  11. I was out a couple of nights ago, mainly to test out my in-door setup for taking pictures, after acquiring cables for powering the DSLR, data transfer from DSLR to PC, and telescope control. It works out great, only nickle I have with it is the focusing aspect, as I have to run in and out to check it. Need to figure that out. But oh well, I figured that I'd try shooting one of my favorite galaxies, the "Black Eye Galaxy". It's been one of my favorite ever since I saw the hubble photo of it, making it literally look like a "corrupt" galaxy. I had several issues, both with focusing, proper balancing of the mount, dew on the secondary mirror and accidentally deleting my alignment, so out of the over 100 pictures that I took, I only ended up using 30 of them for this picture (Seriously how many satellites pass through that area of the sky?!). But I was pleasantly surprised to see, that I could pull as much out of it as I could! I need to figure out, how I can train my mount for PEC with my DSLR too, before I have to throw more money into gear, letting me guide. 30 Subs 1 Minute Exposure 6400 Iso 25 Dark Frames Baader 2.25x Barlow (Focus Reasons) Nikon D5200 Celestron Nexstar 130 SLT OTA Celestron AVX Mount Photoshop CS2 (Both Stacked and processed. I find that I can often get better results there, rather than stacking in DSS)
  12. Personally I find it useful, but mostly only when the moon is close to full. At that point it is uncomfortable for me to look at it, even only through a 5'' Reflector. Not painful, just uncomfortable and the filter helps quite a bit with that.
  13. From what I've heard, the general maximum length is 5 meters. Anything longer than that and you need an Active Usb extender cable. I got one of those, which is 10 meters going from my DSLR to my laptop, and it works perfectly.

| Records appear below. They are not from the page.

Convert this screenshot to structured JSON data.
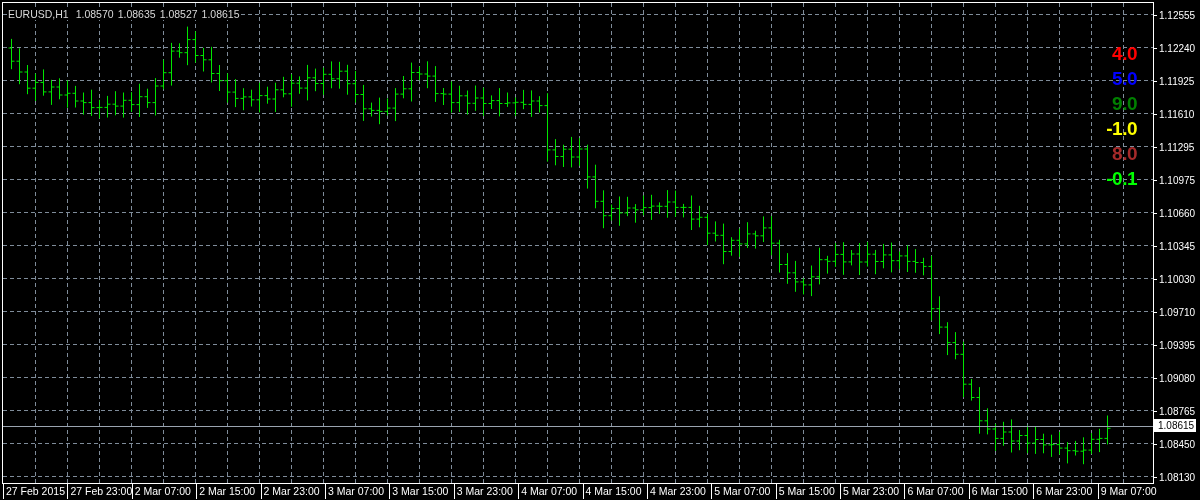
{
  "chart": {
    "symbol": "EURUSD,H1",
    "ohlc": [
      "1.08570",
      "1.08635",
      "1.08527",
      "1.08615"
    ],
    "indicators": [
      {
        "value": "4.0",
        "color": "#ff0000"
      },
      {
        "value": "5.0",
        "color": "#0000ff"
      },
      {
        "value": "9.0",
        "color": "#008000"
      },
      {
        "value": "-1.0",
        "color": "#ffff00"
      },
      {
        "value": "8.0",
        "color": "#a52a2a"
      },
      {
        "value": "-0.1",
        "color": "#00ff00"
      }
    ]
  },
  "price_axis": {
    "labels": [
      "1.12555",
      "1.12240",
      "1.11925",
      "1.11610",
      "1.11295",
      "1.10975",
      "1.10660",
      "1.10345",
      "1.10030",
      "1.09710",
      "1.09395",
      "1.09080",
      "1.08765",
      "1.08450",
      "1.08130"
    ],
    "current_price": "1.08615"
  },
  "time_axis": {
    "labels": [
      "27 Feb 2015",
      "27 Feb 23:00",
      "2 Mar 07:00",
      "2 Mar 15:00",
      "2 Mar 23:00",
      "3 Mar 07:00",
      "3 Mar 15:00",
      "3 Mar 23:00",
      "4 Mar 07:00",
      "4 Mar 15:00",
      "4 Mar 23:00",
      "5 Mar 07:00",
      "5 Mar 15:00",
      "5 Mar 23:00",
      "6 Mar 07:00",
      "6 Mar 15:00",
      "6 Mar 23:00",
      "9 Mar 07:00"
    ]
  }
}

  14. That right there could look like shaking caused by the DSLR flipping the mirror into place. That will show vibrations in even very short exposures. Try to look in the settings for something like "Exposure Delay Mode" or something similar, which makes the exposure start a second after the mirror has made its movement, making the vibrations settle before taking the picture. On another note, you would have to make the exposure even shorter to get out the details on Jupiter too, as it is very bright

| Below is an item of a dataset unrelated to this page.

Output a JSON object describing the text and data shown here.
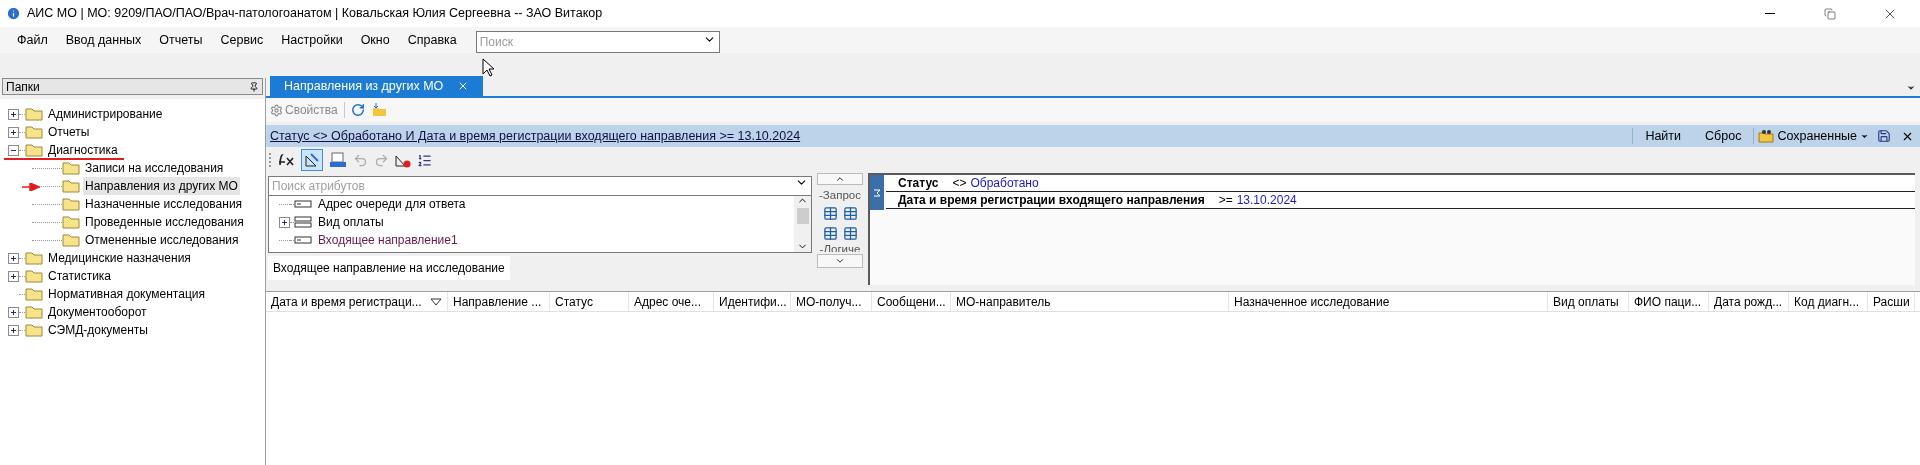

  15. Sorry but I don't have a solution to getting dss to work that out for you. But why not just manually stack the two outputs, the stacked 30 second frame and the stacked 4 min one? It can easily be done in either photoshop or gimp which is free and then you can also experiment with different opacities, to either favor more of the 4 min data or more of the 30 second data, or only using the 30 second data for the cores. The stacking itself can easily be done with the blending modes, where "difference" mode is a great tool, and then turning one layer on and off to see if they line up properly